A power strip (also known as an extension block, power board and by many other variations) is a block of electrical sockets that attaches to the end of a flexible cable and allows multiple electrical devices to be plugged in. As such it can be considered a type of trailing socket though that term is more often used for single and double cable mounted sockets. The term is also used to refer to the complete assembly with the power strip on one end and a plug on the other. Power strips are often used when many electrical devices are in proximity, such as for audio/video and computer systems. Power strips often include a circuit breaker to safely limit the electric power flowing through them.
Some power strips have energy-saving features, which switch off the strip if appliances go into standby mode. Using a sensor circuit, they detect if the level of current flowing through the socket is in standby mode (less than 30 watts), and then they will turn off that socket. This reduces the consumption of standby power used by computer peripherals and other equipment when not in use, saving money and energy. Some more-sophisticated power strips have a master and slave socket arrangement, and when the "master" socket detects standby mode in the attached appliance's current it turns off the whole strip.
However, there can be problems in detecting standby power in appliances that use more power in standby mode (e.g. plasma televisions) and are thus not turned off in the desired way. When using a master–slave power strip, one way to avoid such problems is to plug an appliance with a lower standby wattage (like a DVD player) into the master socket, using it as the master control instead.
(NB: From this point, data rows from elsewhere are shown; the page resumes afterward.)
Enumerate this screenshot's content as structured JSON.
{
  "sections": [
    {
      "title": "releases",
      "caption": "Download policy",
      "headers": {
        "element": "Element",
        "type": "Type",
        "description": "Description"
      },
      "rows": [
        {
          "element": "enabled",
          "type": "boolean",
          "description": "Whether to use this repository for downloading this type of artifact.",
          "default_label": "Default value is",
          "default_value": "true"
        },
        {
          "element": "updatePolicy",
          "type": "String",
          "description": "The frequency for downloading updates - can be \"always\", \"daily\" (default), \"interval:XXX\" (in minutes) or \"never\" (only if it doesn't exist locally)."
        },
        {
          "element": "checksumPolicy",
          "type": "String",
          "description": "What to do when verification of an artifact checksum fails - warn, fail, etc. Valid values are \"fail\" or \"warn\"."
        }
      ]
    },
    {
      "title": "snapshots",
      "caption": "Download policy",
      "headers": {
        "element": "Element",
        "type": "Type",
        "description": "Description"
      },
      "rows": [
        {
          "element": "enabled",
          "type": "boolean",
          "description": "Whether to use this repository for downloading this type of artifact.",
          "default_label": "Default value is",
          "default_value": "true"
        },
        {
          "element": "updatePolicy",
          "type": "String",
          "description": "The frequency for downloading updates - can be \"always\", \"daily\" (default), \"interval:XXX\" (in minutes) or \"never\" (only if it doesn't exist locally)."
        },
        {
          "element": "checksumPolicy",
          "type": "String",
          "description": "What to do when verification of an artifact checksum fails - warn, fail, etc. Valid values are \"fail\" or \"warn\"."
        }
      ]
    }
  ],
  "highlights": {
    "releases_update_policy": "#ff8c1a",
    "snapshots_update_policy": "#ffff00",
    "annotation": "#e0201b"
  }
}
Also it is recommended that appliances that need a controlled shutdown sequence (e.g. many ink-jet printers) not be plugged into such a strip as it can damage them. It is better use the appliance's own power switch to initiate a proper shutdown sequence.
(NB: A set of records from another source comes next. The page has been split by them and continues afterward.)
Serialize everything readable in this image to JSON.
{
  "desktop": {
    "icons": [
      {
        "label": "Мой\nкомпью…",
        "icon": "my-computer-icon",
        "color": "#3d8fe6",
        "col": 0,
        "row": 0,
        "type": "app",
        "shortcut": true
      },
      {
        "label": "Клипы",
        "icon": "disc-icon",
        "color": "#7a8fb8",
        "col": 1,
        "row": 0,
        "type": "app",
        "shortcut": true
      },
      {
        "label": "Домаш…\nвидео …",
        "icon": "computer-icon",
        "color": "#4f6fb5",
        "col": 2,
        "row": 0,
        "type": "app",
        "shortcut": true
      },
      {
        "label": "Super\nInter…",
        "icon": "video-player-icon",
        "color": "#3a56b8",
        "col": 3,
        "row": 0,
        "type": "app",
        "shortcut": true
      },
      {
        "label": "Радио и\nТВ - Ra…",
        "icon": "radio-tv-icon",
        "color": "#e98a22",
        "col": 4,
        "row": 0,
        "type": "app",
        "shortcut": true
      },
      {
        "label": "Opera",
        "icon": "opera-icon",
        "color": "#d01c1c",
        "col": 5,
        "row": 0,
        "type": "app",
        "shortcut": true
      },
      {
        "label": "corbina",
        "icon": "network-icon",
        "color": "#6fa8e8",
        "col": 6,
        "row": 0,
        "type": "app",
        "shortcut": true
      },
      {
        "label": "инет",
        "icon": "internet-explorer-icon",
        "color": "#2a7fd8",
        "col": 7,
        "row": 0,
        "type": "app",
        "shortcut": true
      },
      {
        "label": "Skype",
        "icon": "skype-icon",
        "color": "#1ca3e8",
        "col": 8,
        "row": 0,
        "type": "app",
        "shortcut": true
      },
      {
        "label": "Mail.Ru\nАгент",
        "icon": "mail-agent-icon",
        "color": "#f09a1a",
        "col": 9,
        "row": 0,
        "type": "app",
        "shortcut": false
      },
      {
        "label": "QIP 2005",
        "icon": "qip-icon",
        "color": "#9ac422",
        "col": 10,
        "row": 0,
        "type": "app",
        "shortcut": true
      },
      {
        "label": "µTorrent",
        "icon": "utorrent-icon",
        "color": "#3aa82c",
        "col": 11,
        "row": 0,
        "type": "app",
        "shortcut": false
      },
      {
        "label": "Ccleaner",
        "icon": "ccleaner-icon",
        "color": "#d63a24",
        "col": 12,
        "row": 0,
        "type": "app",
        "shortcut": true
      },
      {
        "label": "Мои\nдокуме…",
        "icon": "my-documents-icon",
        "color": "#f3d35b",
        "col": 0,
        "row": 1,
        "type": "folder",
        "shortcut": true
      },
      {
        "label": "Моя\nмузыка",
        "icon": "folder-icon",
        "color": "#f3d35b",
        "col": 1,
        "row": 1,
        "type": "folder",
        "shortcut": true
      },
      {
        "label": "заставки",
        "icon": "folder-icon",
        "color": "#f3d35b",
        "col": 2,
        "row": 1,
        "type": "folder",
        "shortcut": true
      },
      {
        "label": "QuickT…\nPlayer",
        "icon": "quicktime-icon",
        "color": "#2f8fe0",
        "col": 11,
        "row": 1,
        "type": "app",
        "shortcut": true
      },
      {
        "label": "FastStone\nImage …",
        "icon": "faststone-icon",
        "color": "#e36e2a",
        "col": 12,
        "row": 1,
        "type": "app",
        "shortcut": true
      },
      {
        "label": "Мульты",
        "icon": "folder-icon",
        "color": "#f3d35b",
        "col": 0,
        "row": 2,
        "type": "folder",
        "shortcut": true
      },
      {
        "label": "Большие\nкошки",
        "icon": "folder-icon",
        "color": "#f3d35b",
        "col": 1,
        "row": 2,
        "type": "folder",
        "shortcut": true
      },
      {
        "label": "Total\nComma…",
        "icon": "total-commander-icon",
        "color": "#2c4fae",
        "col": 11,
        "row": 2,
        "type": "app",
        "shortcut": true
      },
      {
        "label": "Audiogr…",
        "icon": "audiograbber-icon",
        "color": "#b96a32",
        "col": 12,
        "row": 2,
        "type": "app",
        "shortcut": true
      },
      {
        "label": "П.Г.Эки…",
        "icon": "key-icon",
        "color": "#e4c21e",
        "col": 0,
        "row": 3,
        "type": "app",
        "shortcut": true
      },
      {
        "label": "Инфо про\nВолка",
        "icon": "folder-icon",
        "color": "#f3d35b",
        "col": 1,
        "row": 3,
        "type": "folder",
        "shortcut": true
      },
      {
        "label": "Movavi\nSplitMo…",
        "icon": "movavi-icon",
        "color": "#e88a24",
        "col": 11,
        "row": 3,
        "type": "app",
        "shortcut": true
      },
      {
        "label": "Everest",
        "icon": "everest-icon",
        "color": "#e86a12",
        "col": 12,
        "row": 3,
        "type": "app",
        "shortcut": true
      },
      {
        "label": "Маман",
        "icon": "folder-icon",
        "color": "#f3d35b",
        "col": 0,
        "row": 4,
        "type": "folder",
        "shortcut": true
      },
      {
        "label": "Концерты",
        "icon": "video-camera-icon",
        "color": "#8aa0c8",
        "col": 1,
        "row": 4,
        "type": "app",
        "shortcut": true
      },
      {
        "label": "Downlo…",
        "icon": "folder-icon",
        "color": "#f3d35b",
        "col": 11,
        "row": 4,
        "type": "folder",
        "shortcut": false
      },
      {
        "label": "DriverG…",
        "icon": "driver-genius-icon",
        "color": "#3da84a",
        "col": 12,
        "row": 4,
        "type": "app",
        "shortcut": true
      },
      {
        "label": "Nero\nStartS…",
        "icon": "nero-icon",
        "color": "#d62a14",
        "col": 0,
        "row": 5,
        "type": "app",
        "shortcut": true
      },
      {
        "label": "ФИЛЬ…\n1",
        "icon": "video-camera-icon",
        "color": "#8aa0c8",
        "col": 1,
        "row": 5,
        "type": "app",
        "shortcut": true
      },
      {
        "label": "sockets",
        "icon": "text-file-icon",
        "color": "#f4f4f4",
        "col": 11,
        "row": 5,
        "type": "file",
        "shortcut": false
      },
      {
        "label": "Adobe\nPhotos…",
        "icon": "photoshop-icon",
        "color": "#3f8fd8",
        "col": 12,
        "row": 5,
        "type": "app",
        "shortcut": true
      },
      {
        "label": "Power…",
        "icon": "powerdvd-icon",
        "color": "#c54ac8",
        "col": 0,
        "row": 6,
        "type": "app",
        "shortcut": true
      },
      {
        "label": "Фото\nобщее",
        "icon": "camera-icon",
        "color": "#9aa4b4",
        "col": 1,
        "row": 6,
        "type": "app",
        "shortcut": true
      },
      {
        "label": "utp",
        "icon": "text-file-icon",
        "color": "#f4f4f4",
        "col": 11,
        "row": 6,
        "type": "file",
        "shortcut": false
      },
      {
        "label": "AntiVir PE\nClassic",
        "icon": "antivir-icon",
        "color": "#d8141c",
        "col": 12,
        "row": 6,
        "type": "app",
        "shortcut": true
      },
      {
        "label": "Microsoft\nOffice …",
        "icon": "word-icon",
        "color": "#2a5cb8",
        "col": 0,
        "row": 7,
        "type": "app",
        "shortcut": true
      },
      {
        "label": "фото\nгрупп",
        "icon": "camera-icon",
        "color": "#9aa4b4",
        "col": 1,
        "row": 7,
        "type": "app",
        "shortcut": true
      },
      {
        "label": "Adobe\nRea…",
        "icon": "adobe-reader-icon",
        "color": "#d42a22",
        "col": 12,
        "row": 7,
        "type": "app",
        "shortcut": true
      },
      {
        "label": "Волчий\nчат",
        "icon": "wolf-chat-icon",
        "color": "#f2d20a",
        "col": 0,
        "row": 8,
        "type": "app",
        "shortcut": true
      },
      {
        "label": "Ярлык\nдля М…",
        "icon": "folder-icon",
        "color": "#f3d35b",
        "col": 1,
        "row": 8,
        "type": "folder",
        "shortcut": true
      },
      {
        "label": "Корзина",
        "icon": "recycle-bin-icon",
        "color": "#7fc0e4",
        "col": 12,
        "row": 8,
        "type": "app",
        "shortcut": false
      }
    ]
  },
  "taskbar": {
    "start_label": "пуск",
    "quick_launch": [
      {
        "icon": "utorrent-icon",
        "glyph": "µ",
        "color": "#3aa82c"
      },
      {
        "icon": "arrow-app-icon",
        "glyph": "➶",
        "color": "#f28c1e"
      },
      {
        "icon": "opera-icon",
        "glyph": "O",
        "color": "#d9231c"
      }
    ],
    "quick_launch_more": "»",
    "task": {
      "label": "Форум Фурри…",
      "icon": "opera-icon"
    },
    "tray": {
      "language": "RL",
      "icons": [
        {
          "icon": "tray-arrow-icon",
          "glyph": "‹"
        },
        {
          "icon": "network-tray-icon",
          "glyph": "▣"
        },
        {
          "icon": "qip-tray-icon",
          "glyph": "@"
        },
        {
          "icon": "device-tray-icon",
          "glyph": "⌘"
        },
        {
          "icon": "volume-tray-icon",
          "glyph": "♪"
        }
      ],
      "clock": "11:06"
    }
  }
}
Within Europe, power strips with energy-saving features are within the scope of the Low Voltage Directive 2006/95/EC and the EMC Directive 2004/108/EC and require CE Marking.
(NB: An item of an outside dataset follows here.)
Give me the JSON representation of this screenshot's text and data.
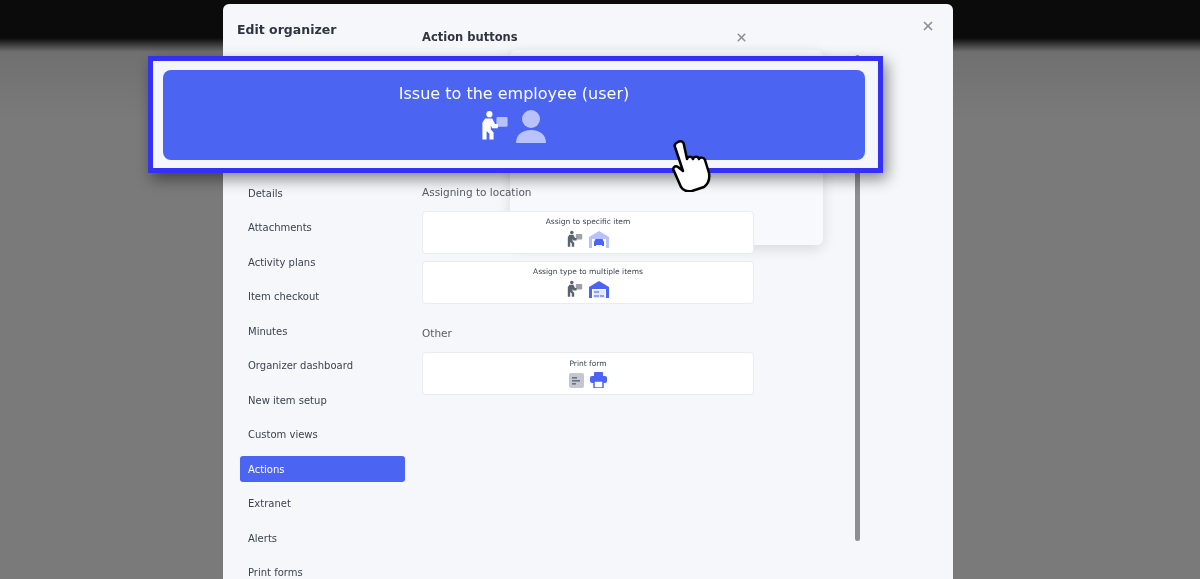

turning off a power strip could save over 2 pounds of CO2 a year, 100/687 gallons of oil, 2,000/1,341 kwh and 3,400,000/37 btu’s of energy, 25/458 tons of greenhouse gases, enough energy to power over 17/100,000 cars for a year, 1/37 bedroom house for an entire year, a CFL for 155/1,554 weeks, one car to travel 500/229 miles, a 1,000,000/229 cubic meter lake from being polluted, 403/78,314,400 metric tons of coal, 8/1,341 ounces of Hg a year, a 4/37 cubic meter lake, 2/5 quarts of gasoline, 800/777 metric tons of Pb, 400/687 acres of soil from being polluted, 625/4,023 tons of waste, 100/1,341 metric tons of limestone, 5/2 pounds of air pollution per year, 128/1,341 pounds of fly ash, 817/18 kilograms of fossil fuels, 1 pound of biomass, 817/36 kilograms of carbon monoxide, 817/180 kilograms of nitrogen oxide, 5/9 pounds of C, 817/2,500 metric tons of life, 13,889/3,600,000 metric tons of solid particles, 320/111 pounds of SO2, a 1,275/339,253 cubic meter container of propane, 205/21,456 tons of methane, 160/111 pounds of S, 817/11,460 metric tons of ethanol, 20/52,229 metric tons of Zn, 400/447 pounds of coke, 1,250/8,931 metric tons of global warming, over 5/458 pounds of smog, 208/146,765 tons of acid rain, 10 grams of benzene, 10/2,109 tons of NH3, 17/3,515 tons of methanol, 1/5,475 pounds of CFC, 500/447 pounds of pitch, 1,000/14,427 pounds of PETN, 28/6,705 tons of nitrate, 3,400/5,143 gallons of diesel fuel, almost $5.00, gain almost 65/6 pounds of O per year